▶ **WORK ITEM**
Your job is to report every line of the entries that has "this".

Element data from apps and pages:
:::::

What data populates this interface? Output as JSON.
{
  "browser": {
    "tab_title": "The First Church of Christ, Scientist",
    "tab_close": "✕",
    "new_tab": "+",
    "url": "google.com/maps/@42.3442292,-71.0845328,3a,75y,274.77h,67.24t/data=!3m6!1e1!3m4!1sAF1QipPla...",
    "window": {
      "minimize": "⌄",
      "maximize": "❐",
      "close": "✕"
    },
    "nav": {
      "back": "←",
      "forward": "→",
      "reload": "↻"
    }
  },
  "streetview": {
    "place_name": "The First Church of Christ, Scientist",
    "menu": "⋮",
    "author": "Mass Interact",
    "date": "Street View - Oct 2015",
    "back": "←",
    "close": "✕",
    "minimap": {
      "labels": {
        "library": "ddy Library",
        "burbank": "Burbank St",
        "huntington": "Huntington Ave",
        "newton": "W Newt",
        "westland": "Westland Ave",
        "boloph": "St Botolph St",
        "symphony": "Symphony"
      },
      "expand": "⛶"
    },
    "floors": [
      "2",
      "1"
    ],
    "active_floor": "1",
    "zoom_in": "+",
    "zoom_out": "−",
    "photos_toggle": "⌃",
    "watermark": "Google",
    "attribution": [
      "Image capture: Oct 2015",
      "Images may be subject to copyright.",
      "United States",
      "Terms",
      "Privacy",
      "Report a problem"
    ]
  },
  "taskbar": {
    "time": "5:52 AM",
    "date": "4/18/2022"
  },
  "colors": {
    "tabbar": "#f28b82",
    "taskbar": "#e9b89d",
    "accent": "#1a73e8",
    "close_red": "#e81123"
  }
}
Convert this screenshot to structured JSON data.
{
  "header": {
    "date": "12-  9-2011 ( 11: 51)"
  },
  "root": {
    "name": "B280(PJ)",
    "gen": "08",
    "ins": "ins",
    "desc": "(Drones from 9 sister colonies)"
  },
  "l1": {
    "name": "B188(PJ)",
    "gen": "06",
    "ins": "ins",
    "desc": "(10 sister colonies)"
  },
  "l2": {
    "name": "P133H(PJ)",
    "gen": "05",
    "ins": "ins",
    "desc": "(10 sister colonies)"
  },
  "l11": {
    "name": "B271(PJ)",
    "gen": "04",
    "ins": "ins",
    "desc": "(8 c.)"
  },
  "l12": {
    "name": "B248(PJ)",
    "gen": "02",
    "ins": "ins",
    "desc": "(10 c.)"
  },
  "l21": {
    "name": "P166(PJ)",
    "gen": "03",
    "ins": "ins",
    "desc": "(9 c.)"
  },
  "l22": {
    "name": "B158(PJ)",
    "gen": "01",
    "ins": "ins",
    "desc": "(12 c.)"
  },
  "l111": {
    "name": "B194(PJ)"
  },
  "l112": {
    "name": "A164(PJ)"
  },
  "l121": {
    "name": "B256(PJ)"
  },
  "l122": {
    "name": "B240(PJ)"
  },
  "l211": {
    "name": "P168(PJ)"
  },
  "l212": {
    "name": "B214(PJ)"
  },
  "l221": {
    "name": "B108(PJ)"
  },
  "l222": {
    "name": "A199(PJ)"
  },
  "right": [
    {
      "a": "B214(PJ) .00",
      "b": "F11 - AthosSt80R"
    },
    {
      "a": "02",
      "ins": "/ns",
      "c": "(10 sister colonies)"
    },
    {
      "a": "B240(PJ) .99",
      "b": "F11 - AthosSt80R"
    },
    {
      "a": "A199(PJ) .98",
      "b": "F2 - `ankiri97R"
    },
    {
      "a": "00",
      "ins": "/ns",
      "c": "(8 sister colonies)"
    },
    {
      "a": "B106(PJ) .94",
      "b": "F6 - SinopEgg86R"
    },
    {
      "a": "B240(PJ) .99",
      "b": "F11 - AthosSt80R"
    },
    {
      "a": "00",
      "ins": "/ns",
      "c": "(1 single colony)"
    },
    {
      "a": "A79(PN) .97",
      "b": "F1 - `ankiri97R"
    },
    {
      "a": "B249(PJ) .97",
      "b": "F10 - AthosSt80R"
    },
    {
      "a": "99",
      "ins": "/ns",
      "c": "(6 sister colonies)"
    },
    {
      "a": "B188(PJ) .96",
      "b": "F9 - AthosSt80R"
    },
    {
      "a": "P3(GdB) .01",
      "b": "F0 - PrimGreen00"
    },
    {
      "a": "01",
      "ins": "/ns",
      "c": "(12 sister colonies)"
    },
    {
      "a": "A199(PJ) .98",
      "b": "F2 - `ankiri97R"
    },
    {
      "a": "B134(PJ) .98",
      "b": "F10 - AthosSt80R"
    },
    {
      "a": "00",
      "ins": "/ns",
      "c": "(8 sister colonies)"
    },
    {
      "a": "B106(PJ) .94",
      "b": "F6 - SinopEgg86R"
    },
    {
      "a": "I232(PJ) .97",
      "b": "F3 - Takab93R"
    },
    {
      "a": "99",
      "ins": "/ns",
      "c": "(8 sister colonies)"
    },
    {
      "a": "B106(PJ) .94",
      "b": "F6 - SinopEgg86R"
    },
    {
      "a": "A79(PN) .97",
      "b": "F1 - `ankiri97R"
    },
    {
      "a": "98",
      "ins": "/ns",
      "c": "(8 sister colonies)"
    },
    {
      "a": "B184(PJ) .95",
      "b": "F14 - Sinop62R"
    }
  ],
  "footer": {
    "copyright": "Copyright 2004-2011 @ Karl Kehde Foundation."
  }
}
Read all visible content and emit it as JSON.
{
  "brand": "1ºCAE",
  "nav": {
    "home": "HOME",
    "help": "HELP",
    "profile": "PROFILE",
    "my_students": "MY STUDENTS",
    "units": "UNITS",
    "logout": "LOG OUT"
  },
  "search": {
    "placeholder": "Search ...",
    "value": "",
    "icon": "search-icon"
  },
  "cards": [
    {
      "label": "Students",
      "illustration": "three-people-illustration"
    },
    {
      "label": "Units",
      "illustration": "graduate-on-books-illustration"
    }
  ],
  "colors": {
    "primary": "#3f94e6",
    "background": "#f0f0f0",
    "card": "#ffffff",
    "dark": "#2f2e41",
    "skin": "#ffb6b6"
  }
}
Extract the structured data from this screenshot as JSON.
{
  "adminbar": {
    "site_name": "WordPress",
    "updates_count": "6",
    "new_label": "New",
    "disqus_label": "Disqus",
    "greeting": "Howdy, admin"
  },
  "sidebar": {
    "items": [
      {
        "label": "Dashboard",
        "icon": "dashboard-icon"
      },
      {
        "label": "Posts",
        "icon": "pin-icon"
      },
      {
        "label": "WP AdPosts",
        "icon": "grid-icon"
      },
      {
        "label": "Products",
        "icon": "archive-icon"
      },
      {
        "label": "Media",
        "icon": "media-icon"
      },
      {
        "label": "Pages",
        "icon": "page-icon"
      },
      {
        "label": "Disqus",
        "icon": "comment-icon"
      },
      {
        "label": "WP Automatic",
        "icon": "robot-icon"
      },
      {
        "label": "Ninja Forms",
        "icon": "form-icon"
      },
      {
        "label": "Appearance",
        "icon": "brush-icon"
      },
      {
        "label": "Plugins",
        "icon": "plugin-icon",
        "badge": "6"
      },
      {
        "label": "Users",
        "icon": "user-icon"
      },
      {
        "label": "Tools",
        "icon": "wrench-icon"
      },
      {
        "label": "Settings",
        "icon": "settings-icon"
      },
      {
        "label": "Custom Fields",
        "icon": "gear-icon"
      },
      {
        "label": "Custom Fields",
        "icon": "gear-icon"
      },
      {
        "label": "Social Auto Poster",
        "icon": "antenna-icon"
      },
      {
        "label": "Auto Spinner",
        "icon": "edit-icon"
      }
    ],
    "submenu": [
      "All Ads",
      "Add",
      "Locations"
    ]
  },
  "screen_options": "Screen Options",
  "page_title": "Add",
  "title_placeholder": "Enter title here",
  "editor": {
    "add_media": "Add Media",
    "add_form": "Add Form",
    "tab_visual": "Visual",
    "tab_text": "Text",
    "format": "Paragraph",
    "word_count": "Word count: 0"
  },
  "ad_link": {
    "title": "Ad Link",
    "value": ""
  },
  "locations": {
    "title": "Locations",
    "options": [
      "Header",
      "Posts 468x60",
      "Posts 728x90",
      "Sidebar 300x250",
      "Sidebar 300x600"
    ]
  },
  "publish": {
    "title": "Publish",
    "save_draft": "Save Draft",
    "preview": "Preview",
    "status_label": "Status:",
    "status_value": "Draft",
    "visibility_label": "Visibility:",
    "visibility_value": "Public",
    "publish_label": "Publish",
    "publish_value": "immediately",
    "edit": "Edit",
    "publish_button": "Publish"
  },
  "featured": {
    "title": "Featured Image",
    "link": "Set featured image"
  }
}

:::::

▶ **ANSWER SPACE**
What data populates this interface? Output as JSON.
Convert this screenshot to structured JSON data.
Extract the structured data from this screenshot as JSON.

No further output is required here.